- Your assignment
Below are the entries; return every line among them that holds the word "subtitle".

···

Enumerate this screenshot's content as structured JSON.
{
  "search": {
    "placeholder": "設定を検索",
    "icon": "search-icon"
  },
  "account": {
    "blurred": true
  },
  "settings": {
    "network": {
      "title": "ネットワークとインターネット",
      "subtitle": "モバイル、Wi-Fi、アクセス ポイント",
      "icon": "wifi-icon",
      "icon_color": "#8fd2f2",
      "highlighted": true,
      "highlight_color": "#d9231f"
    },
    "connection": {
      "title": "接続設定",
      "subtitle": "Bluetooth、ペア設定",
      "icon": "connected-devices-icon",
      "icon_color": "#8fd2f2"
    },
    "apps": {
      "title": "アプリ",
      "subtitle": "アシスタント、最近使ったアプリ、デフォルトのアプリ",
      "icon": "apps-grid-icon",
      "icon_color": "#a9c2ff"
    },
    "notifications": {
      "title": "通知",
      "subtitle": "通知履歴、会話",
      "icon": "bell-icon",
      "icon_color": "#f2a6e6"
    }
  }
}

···

- Answer to this problem
      "subtitle": "モバイル、Wi-Fi、アクセス ポイント",
      "subtitle": "Bluetooth、ペア設定",
      "subtitle": "アシスタント、最近使ったアプリ、デフォルトのアプリ",
      "subtitle": "通知履歴、会話",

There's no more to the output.